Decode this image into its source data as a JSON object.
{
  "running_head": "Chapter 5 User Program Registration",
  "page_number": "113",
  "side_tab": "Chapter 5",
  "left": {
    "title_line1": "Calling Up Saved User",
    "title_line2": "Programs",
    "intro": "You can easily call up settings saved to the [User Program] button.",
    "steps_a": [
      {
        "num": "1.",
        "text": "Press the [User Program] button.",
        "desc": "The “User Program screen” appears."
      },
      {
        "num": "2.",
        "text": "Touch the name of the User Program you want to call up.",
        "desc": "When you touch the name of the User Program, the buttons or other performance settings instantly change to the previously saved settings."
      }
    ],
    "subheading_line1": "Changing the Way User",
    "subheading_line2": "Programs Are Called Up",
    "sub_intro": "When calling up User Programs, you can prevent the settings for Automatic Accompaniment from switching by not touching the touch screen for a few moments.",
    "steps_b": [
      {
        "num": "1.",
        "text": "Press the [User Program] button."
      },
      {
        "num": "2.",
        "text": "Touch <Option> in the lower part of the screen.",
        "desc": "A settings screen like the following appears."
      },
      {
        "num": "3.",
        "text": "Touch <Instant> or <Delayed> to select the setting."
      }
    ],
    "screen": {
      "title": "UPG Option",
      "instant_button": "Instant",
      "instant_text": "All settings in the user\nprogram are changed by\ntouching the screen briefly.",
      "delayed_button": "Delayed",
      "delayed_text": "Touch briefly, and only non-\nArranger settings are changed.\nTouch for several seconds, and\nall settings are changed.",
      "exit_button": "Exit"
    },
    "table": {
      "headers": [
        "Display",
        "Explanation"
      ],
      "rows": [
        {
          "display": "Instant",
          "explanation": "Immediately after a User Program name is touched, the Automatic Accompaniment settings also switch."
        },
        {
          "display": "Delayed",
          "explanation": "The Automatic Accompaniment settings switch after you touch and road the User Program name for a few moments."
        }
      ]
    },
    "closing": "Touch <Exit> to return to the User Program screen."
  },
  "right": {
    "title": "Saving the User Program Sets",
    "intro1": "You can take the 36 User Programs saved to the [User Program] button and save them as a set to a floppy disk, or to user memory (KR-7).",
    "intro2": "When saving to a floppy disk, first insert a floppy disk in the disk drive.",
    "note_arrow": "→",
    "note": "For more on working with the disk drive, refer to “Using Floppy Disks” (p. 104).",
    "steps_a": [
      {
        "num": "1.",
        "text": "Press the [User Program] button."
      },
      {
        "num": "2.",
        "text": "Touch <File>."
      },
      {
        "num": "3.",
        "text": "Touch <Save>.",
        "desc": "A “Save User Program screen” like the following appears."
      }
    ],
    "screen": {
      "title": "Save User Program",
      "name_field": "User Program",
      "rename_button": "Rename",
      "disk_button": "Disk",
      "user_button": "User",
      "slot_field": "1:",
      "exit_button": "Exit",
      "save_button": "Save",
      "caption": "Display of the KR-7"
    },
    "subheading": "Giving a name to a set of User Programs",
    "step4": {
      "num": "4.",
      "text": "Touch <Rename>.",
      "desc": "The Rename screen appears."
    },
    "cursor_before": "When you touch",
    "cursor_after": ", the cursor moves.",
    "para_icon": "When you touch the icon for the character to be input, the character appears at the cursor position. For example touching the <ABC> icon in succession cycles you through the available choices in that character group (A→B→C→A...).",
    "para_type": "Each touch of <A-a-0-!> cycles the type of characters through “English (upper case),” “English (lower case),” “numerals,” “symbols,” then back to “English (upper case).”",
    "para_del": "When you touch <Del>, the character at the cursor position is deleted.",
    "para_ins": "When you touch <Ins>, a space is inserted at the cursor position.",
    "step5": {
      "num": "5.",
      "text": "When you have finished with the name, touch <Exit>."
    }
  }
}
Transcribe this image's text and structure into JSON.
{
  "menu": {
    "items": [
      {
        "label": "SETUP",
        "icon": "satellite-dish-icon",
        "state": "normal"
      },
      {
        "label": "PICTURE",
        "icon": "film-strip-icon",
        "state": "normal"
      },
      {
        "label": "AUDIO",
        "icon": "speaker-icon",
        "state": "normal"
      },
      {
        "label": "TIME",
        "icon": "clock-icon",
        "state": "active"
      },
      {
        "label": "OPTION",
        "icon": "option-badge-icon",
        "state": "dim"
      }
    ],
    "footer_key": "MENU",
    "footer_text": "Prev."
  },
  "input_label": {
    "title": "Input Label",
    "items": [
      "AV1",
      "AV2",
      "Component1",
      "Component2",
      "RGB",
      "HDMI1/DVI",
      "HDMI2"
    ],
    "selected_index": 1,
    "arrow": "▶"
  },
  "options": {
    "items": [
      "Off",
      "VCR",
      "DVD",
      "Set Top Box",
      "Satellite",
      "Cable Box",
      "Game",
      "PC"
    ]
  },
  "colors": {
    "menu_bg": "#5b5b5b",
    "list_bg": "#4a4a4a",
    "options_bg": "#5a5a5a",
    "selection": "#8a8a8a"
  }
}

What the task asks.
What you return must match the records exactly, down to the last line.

Output for this exercise.
Decode this image into its source data as a JSON object.
{
  "running_head": "Chapter 5 User Program Registration",
  "page_number": "113",
  "side_tab": "Chapter 5",
  "left": {
    "title_line1": "Calling Up Saved User",
    "title_line2": "Programs",
    "intro": "You can easily call up settings saved to the [User Program] button.",
    "steps_a": [
      {
        "num": "1.",
        "text": "Press the [User Program] button.",
        "desc": "The “User Program screen” appears."
      },
      {
        "num": "2.",
        "text": "Touch the name of the User Program you want to call up.",
        "desc": "When you touch the name of the User Program, the buttons or other performance settings instantly change to the previously saved settings."
      }
    ],
    "subheading_line1": "Changing the Way User",
    "subheading_line2": "Programs Are Called Up",
    "sub_intro": "When calling up User Programs, you can prevent the settings for Automatic Accompaniment from switching by not touching the touch screen for a few moments.",
    "steps_b": [
      {
        "num": "1.",
        "text": "Press the [User Program] button."
      },
      {
        "num": "2.",
        "text": "Touch <Option> in the lower part of the screen.",
        "desc": "A settings screen like the following appears."
      },
      {
        "num": "3.",
        "text": "Touch <Instant> or <Delayed> to select the setting."
      }
    ],
    "screen": {
      "title": "UPG Option",
      "instant_button": "Instant",
      "instant_text": "All settings in the user\nprogram are changed by\ntouching the screen briefly.",
      "delayed_button": "Delayed",
      "delayed_text": "Touch briefly, and only non-\nArranger settings are changed.\nTouch for several seconds, and\nall settings are changed.",
      "exit_button": "Exit"
    },
    "table": {
      "headers": [
        "Display",
        "Explanation"
      ],
      "rows": [
        {
          "display": "Instant",
          "explanation": "Immediately after a User Program name is touched, the Automatic Accompaniment settings also switch."
        },
        {
          "display": "Delayed",
          "explanation": "The Automatic Accompaniment settings switch after you touch and road the User Program name for a few moments."
        }
      ]
    },
    "closing": "Touch <Exit> to return to the User Program screen."
  },
  "right": {
    "title": "Saving the User Program Sets",
    "intro1": "You can take the 36 User Programs saved to the [User Program] button and save them as a set to a floppy disk, or to user memory (KR-7).",
    "intro2": "When saving to a floppy disk, first insert a floppy disk in the disk drive.",
    "note_arrow": "→",
    "note": "For more on working with the disk drive, refer to “Using Floppy Disks” (p. 104).",
    "steps_a": [
      {
        "num": "1.",
        "text": "Press the [User Program] button."
      },
      {
        "num": "2.",
        "text": "Touch <File>."
      },
      {
        "num": "3.",
        "text": "Touch <Save>.",
        "desc": "A “Save User Program screen” like the following appears."
      }
    ],
    "screen": {
      "title": "Save User Program",
      "name_field": "User Program",
      "rename_button": "Rename",
      "disk_button": "Disk",
      "user_button": "User",
      "slot_field": "1:",
      "exit_button": "Exit",
      "save_button": "Save",
      "caption": "Display of the KR-7"
    },
    "subheading": "Giving a name to a set of User Programs",
    "step4": {
      "num": "4.",
      "text": "Touch <Rename>.",
      "desc": "The Rename screen appears."
    },
    "cursor_before": "When you touch",
    "cursor_after": ", the cursor moves.",
    "para_icon": "When you touch the icon for the character to be input, the character appears at the cursor position. For example touching the <ABC> icon in succession cycles you through the available choices in that character group (A→B→C→A...).",
    "para_type": "Each touch of <A-a-0-!> cycles the type of characters through “English (upper case),” “English (lower case),” “numerals,” “symbols,” then back to “English (upper case).”",
    "para_del": "When you touch <Del>, the character at the cursor position is deleted.",
    "para_ins": "When you touch <Ins>, a space is inserted at the cursor position.",
    "step5": {
      "num": "5.",
      "text": "When you have finished with the name, touch <Exit>."
    }
  }
}
Transcribe this image's text and structure into JSON.
{
  "menu": {
    "items": [
      {
        "label": "SETUP",
        "icon": "satellite-dish-icon",
        "state": "normal"
      },
      {
        "label": "PICTURE",
        "icon": "film-strip-icon",
        "state": "normal"
      },
      {
        "label": "AUDIO",
        "icon": "speaker-icon",
        "state": "normal"
      },
      {
        "label": "TIME",
        "icon": "clock-icon",
        "state": "active"
      },
      {
        "label": "OPTION",
        "icon": "option-badge-icon",
        "state": "dim"
      }
    ],
    "footer_key": "MENU",
    "footer_text": "Prev."
  },
  "input_label": {
    "title": "Input Label",
    "items": [
      "AV1",
      "AV2",
      "Component1",
      "Component2",
      "RGB",
      "HDMI1/DVI",
      "HDMI2"
    ],
    "selected_index": 1,
    "arrow": "▶"
  },
  "options": {
    "items": [
      "Off",
      "VCR",
      "DVD",
      "Set Top Box",
      "Satellite",
      "Cable Box",
      "Game",
      "PC"
    ]
  },
  "colors": {
    "menu_bg": "#5b5b5b",
    "list_bg": "#4a4a4a",
    "options_bg": "#5a5a5a",
    "selection": "#8a8a8a"
  }
}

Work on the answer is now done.